"I don't think so," said my dad. "I doubt very much if either you or Joel ever went to sleep at night wondering if you had a dad or a mom who loved you."
I knew my parents loved me. But the divorce still hurt. And I knew I didn't want to go through it ever again.
When I talked to my friends at book group, we talked a lot about our mothers and the example they set for us. Marriage didn't look that appealing to me.
I reminded them that it took me 12 years of dating to make it to the altar.
When my friend Amy from book group called to tell me she was getting married, I flat-out asked her, "Why?"
"That was the first word out of your mouth!" remembered Amy.
"I think I didn't associate it with any upside," I said. "That must have been it."
"Yeah," Amy said softly.
But I eventually did see the upside. I decided to trust the happiness I felt. I booked the church. I even tempted fate and wore my mother's wedding dress. I was 31. She had been 19. I wanted to be absolutely sure of what I was doing.
Growing up, I thought I turned out fine after the divorce. I looked good on paper. But inside, I held myself back, afraid of breaking my own kids' hearts someday.
Each year, about a million kids in America experience their parents' divorce. The high water mark was set in 1979, but the record didn't hold for long. The same divorce rate was reached in 1981. It's been falling since then, but that probably has more to do with couples deciding not to get married in the first place.
I worked on this program for five years. At first I thought it would be a show about how divorced kids aren't all messed up.

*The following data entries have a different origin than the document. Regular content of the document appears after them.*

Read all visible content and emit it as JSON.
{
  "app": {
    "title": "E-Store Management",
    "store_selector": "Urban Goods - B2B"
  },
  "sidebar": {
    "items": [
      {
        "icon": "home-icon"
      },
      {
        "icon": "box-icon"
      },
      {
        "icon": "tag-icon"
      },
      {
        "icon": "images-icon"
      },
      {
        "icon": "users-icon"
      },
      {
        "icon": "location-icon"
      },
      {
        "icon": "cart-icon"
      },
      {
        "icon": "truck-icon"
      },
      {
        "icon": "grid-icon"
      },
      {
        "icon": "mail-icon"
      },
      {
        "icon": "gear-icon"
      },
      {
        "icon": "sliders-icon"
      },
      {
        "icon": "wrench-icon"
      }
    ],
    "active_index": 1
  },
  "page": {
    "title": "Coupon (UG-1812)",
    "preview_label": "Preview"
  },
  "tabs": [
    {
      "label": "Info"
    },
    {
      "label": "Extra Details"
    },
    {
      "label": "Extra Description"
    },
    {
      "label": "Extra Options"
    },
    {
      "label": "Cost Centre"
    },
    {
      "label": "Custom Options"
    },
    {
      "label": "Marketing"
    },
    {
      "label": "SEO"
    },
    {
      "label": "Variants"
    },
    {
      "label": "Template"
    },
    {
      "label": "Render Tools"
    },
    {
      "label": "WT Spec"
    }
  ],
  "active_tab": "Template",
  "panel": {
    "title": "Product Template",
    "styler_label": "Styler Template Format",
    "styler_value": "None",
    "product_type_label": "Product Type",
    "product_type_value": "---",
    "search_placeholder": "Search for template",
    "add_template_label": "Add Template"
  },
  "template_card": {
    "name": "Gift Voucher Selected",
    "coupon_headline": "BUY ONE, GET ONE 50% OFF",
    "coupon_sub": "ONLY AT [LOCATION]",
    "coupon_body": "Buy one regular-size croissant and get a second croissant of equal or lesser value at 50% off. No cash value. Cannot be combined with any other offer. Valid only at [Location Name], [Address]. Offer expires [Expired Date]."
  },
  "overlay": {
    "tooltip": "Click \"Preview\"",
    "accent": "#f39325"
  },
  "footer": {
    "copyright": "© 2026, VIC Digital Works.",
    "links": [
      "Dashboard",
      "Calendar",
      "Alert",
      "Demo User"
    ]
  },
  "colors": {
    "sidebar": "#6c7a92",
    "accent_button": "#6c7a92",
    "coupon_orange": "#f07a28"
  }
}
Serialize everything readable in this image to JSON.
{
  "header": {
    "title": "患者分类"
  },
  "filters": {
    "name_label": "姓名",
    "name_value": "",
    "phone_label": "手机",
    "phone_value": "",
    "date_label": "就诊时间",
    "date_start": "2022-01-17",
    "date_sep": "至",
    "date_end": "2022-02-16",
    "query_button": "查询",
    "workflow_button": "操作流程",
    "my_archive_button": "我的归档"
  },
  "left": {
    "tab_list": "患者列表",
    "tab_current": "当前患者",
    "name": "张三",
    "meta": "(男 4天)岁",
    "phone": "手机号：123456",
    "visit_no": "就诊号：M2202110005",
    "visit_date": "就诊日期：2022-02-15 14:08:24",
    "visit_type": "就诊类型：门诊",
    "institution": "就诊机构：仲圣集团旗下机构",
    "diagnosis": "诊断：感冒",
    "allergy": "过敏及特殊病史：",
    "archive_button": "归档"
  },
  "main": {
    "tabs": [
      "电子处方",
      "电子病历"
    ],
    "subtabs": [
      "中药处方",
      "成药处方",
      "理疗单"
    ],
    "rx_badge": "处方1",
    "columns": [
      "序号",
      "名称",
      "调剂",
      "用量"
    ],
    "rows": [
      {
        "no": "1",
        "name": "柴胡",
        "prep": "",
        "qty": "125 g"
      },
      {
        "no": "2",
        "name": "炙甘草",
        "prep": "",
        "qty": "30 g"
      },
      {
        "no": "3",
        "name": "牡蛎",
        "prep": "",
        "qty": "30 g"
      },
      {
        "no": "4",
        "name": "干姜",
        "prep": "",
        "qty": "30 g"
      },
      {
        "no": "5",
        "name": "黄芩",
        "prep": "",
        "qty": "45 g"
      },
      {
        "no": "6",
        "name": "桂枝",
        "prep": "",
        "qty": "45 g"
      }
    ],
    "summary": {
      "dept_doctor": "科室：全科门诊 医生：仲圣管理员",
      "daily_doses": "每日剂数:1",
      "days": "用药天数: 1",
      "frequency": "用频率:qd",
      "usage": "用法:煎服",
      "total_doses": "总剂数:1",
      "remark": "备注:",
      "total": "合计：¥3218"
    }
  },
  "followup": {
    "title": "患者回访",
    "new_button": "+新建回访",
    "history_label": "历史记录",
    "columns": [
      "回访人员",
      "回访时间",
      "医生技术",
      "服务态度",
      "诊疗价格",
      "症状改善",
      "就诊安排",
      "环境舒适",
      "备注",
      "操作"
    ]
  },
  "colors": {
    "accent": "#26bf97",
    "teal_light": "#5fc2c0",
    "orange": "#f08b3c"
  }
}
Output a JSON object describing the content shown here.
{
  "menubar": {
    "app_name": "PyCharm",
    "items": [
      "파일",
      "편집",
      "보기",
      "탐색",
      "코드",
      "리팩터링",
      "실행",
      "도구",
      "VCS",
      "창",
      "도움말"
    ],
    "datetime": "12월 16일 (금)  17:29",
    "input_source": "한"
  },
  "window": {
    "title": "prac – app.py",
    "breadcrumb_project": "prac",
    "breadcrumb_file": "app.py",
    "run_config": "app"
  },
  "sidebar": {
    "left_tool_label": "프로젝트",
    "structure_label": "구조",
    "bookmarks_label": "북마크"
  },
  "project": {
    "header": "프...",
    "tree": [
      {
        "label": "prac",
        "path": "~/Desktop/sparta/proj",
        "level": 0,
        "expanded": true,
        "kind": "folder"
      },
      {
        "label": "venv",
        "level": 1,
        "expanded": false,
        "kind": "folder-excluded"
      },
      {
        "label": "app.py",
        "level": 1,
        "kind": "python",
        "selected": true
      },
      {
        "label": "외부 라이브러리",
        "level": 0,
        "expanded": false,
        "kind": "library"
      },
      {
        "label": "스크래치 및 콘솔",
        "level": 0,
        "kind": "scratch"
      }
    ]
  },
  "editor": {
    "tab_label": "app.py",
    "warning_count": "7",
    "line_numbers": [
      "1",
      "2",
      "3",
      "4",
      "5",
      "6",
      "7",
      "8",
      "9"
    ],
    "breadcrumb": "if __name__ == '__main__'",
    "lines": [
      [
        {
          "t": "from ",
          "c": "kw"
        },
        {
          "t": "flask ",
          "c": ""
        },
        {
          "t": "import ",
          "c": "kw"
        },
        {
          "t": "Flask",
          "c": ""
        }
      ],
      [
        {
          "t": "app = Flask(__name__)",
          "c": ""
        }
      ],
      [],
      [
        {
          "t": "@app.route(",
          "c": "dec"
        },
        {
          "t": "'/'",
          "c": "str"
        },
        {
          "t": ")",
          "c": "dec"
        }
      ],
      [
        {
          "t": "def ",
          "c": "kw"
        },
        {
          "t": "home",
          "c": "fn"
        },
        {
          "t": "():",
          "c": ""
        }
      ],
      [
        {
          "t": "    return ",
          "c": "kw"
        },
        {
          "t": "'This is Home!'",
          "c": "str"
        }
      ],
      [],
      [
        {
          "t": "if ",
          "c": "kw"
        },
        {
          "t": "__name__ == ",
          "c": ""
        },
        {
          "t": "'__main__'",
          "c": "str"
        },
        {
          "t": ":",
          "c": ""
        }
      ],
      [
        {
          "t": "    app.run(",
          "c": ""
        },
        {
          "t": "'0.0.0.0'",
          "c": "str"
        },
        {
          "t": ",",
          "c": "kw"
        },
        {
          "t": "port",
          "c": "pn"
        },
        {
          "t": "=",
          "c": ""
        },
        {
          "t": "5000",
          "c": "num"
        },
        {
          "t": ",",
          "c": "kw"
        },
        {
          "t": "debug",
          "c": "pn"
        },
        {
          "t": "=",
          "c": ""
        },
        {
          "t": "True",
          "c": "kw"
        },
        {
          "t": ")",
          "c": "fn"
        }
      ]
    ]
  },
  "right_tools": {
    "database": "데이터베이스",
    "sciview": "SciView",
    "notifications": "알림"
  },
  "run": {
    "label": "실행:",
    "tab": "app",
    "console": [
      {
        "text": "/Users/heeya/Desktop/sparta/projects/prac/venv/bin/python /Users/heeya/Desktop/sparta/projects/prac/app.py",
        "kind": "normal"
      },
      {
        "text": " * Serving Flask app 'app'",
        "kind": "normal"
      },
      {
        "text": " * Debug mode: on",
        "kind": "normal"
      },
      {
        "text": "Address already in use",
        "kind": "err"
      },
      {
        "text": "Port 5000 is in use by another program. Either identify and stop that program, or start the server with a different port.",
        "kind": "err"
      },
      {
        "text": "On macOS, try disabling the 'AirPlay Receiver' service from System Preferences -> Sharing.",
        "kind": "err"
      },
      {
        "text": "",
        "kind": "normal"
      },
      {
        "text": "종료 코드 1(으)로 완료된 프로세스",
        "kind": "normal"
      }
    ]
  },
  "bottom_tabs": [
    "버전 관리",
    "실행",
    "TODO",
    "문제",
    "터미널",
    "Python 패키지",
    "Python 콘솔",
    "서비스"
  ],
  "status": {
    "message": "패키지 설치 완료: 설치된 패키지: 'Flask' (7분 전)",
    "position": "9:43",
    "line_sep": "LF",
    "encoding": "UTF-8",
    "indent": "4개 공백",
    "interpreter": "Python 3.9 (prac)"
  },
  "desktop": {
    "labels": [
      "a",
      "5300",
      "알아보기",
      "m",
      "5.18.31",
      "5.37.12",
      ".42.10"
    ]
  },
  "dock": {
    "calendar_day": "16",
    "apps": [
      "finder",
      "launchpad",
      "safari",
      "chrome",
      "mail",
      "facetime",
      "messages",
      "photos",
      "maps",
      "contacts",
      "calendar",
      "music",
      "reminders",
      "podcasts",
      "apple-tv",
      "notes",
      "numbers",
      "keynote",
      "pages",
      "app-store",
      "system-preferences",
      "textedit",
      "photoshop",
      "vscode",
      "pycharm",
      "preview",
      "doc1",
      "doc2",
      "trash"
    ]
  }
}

But the more I read, and the more interviews I did, the more I became convinced that the real story is how deep this stuff cuts. Sure, divorced kids can be successful in life and relationships, but the past stays with us, as a cautionary tale.
Still, I've decided, I still believe in love. Even for divorced kids.